This, unfortunately, cannot be said of Hunterrr, whose scattershot structuring and juvenile inserts of fake scenes cry frivolity. It’s a film that wears its wide-ranged cinephilia on its sleeve and belongs alongside the movies of Anurag Kashyap (who must hold some sort of record for the amount of second-unit material he uses in his films). The early sequences portraying Mandar’s childhood are vivid and refreshing, but its shuffling of narrative timeline tries to build a dramatic causality where none exists. Few films swing so wildly between honesty and disingenuousness as Hunterrr. A spate of genuine notes lie scattered amidst false ones. The conversations, evidently, have the frankness of lived experience. So does Mandar’s conflicted view of himself as an everyman to be treated ordinarily and a pathological exception to be specially understood. On the other hand, there is a completely unwarranted death that is thrown in simply to add gravity to the flighty proceedings and which is immediately undermined by a cut back to flippancy.

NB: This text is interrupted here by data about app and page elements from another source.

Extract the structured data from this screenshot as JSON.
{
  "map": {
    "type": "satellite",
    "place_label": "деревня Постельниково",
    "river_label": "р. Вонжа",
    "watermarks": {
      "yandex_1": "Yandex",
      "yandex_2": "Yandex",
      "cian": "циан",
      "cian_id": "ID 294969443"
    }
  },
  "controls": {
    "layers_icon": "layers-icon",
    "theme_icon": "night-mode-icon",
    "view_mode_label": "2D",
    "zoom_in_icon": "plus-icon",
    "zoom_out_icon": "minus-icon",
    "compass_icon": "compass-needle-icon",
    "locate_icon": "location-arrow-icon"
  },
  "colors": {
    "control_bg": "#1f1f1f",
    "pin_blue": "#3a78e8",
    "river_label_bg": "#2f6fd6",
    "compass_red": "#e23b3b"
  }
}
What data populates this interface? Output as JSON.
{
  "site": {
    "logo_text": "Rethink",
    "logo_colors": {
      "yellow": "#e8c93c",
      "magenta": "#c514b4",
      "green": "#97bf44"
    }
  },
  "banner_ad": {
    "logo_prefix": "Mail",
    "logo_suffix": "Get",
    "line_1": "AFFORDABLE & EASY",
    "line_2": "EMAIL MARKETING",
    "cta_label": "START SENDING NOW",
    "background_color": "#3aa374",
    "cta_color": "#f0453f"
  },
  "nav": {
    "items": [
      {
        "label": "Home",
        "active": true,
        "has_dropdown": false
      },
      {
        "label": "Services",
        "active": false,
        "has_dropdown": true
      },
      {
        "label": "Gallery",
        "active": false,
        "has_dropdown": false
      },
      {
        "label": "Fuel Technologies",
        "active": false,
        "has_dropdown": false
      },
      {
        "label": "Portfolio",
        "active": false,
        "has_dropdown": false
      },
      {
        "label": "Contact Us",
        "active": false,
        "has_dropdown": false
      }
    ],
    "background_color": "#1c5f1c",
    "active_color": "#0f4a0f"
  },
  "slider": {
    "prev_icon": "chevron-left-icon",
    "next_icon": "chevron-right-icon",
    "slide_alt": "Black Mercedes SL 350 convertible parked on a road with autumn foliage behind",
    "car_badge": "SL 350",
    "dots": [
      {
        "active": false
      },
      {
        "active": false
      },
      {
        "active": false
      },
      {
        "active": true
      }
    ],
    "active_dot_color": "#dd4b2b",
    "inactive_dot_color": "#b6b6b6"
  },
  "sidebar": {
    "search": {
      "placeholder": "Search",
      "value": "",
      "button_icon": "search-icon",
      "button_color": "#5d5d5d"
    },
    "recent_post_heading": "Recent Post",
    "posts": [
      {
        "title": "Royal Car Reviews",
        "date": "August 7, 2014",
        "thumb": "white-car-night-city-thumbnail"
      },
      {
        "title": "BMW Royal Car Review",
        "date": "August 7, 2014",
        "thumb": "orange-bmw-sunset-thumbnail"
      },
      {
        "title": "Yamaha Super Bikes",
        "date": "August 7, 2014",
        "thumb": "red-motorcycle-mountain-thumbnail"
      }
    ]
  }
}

That said, the film also contains what must count as one of the most graceful portrayals of romance in all of Hindi cinema, in the affair between Mandar and Jyotsna (Sai Tamhankar), the housewife next door. There is a nobility and tenderness in this segment that is very, very rare to come by in movies. The liaison is, of course, transgressive but is devoid of the cynicism and sleaze that it usually accompanies it. In their relationship, Hunterrr captures an intimacy that can be evident to no one in the world but the two involved. The scene where Jyotsna tries out the saree that Mandar buys for her radiates an image all too familiar of a personality rubbed down and dissolved by the weight of the mundane. When she confronts him for the last time and he tries to convince her, a little too forcefully, that something can be worked out, she tells him “You ran away, but where will I run?”. It’s the one point where Mandar realizes, despite looking eye-to-eye with Jyotsna, the insuperable gulf of tradition and culture that separates the two; a moment so personal that, as Baradwaj Rangan put it once, that you want to look away.